Jessica McCaskill (10-2, 3 KOs) Grade: A
Complete domination is the only way to describe McCaskill’s performance. From the opening bell, the undisputed welterweight champion “pushed the pedal to metal” against Kandi Wyatt and didn’t let off the gas until the referee mercifully stopped the fight in the 7th round. Wyatt had her moments in the fight and landed some clean punches on the champion, but it was to no avail. It seemed like Wyatt got hit with six more for every punch she hit McCaskill with.
Jessica McCaskill earns a solid A in what should’ve been graded an A+ performance. Instead, the champion traded defense for offense in an attempt to make her prefight prediction come to true and knockout Wyatt in the first round.
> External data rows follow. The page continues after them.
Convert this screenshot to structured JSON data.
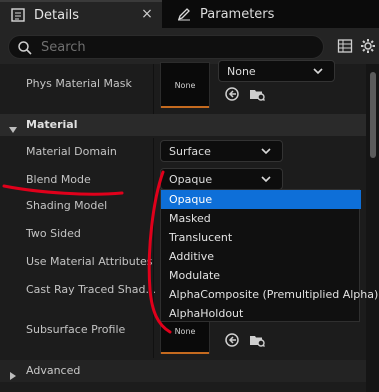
{
  "tabs": [
    {
      "label": "Details",
      "icon": "details-icon",
      "active": true
    },
    {
      "label": "Parameters",
      "icon": "pencil-icon",
      "active": false
    }
  ],
  "search": {
    "placeholder": "Search"
  },
  "properties": {
    "phys_material_mask": {
      "label": "Phys Material Mask",
      "thumb": "None",
      "value": "None"
    },
    "material_section": "Material",
    "material_domain": {
      "label": "Material Domain",
      "value": "Surface"
    },
    "blend_mode": {
      "label": "Blend Mode",
      "value": "Opaque"
    },
    "shading_model": {
      "label": "Shading Model"
    },
    "two_sided": {
      "label": "Two Sided"
    },
    "use_material_attributes": {
      "label": "Use Material Attributes"
    },
    "cast_ray_traced": {
      "label": "Cast Ray Traced Shad..."
    },
    "subsurface_profile": {
      "label": "Subsurface Profile",
      "thumb": "None"
    },
    "advanced_section": "Advanced"
  },
  "dropdown": {
    "options": [
      "Opaque",
      "Masked",
      "Translucent",
      "Additive",
      "Modulate",
      "AlphaComposite (Premultiplied Alpha)",
      "AlphaHoldout"
    ],
    "selected_index": 0
  },
  "colors": {
    "accent": "#0e6fd8",
    "thumb_underline": "#c46a1f",
    "annotation": "#e0001b"
  }
}
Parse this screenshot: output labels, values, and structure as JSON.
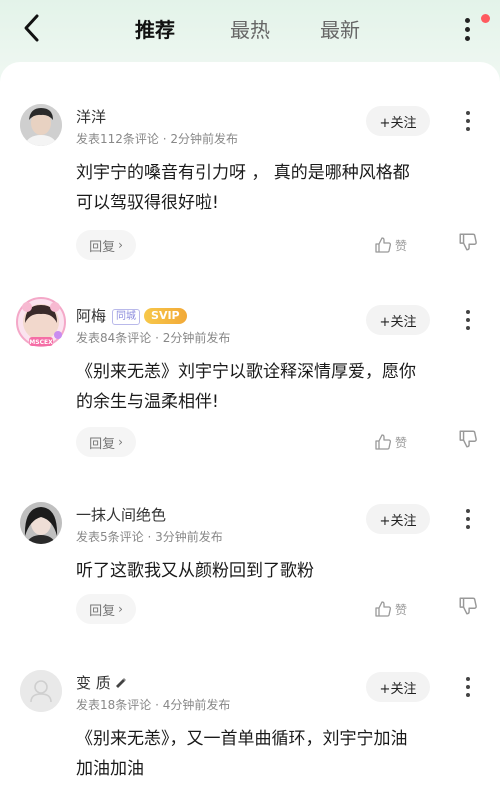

As a result, McCaskill got hit with punches she should’ve seen coming and should’ve been able to avoid. Hopefully, this is not the start of an ugly trend for the undisputed champion.
Filip Hrgovic (13-0, 11 KOs) Grade: C
Heavyweight Flip Hrgovic has a heavy right hand; nothing more, nothing less. In his unimpressive third-round stoppage of Emir Ahmatovic, Flip Hrgovic displayed a limited boxing skill set and only looked to end things with a right hand during the first round. In the second round of the fight, Hrgovic was comfortable and landed more combinations. But that was after he landed a right hand that left Ahmatovic wary of getting hit with another one. As a result, he dropped Ahmtovic twice in the second and third rounds, which led the referee to stop the fight. Ahmatovic displayed some decent boxing skills that gave Hrgovic trouble for a little while. Hrgovic keeps his guard low, and his only defense is to drop or raise his hands in the direction of incoming punches.
In my opinion, Hrgovic is a “one-trick pony” who looks to end fights early by landing a right hand. His defense is atrocious. He’s slow and moves as graceful as a snail. I give him a C for his performance, and I’m being generous. Hrgovic says he is ready for the top guys in the heavyweight division right now, a comment that ringside boxing analyst Sergio Mora ludicrously endorsed. The only thing Hrgovic is prepared for now is getting put to sleep if he faces the likes of Fury, Joshua, or Usyk.
Marc Castro (4-0, 4 Kos), Grade: B+
There wasn’t much to grade as the “Fresno Kid” Marc Castro knocked out Ronaldo Solis in the second round of their fight. Castro found his comfort zone quickly when he knocked Solis down in the first round. After that knockdown, Solis was on borrowed time. Castro displayed some excellent boxing skills while stalking Solis. However, the young pugilist tends to move straight back, and at times, needlessly got caught with some right hands. Overall, Castro displayed solid boxing skills that included quick feet, decent head movements, and a diverse offensive arsenal.
For a solid performance, Castro gets a B+ in the grade book. However, he is still developing, and I’m sure he will improve.
JAKE TAKE: DAZN sports put together an explosive card that provided us with thrilling performances and knockouts. While I believe Devin Haney had a solid performance against a great fighter in “JoJo Diaz Jr., Haney is still subject to a lot of criticism. While he had a brilliant performance, there are still many questioning how his chin will hold up against the harder hitters in the division.
In addition, his marketability and popularity come into question. Haney was booed during his ring entrance, introduction, and post-fight interview. This is baffling to me because he has been a resident of Las Vegas for quite some time now. He did nothing to market himself during the post-fight interview to add insult to injury. Haney has been a world champion for three years and has successfully defended his title three times.
And when asked about a potential fight against George Kambosos, who just recently won his first world title, he was answering questions as a “B-side” fighter.
Haney improves with each outing and seems to fix his flaws from fight to fight, but therein lies the problem. Until he stops improving and starts dominating, that cloud of criticism will continue to hover over his career.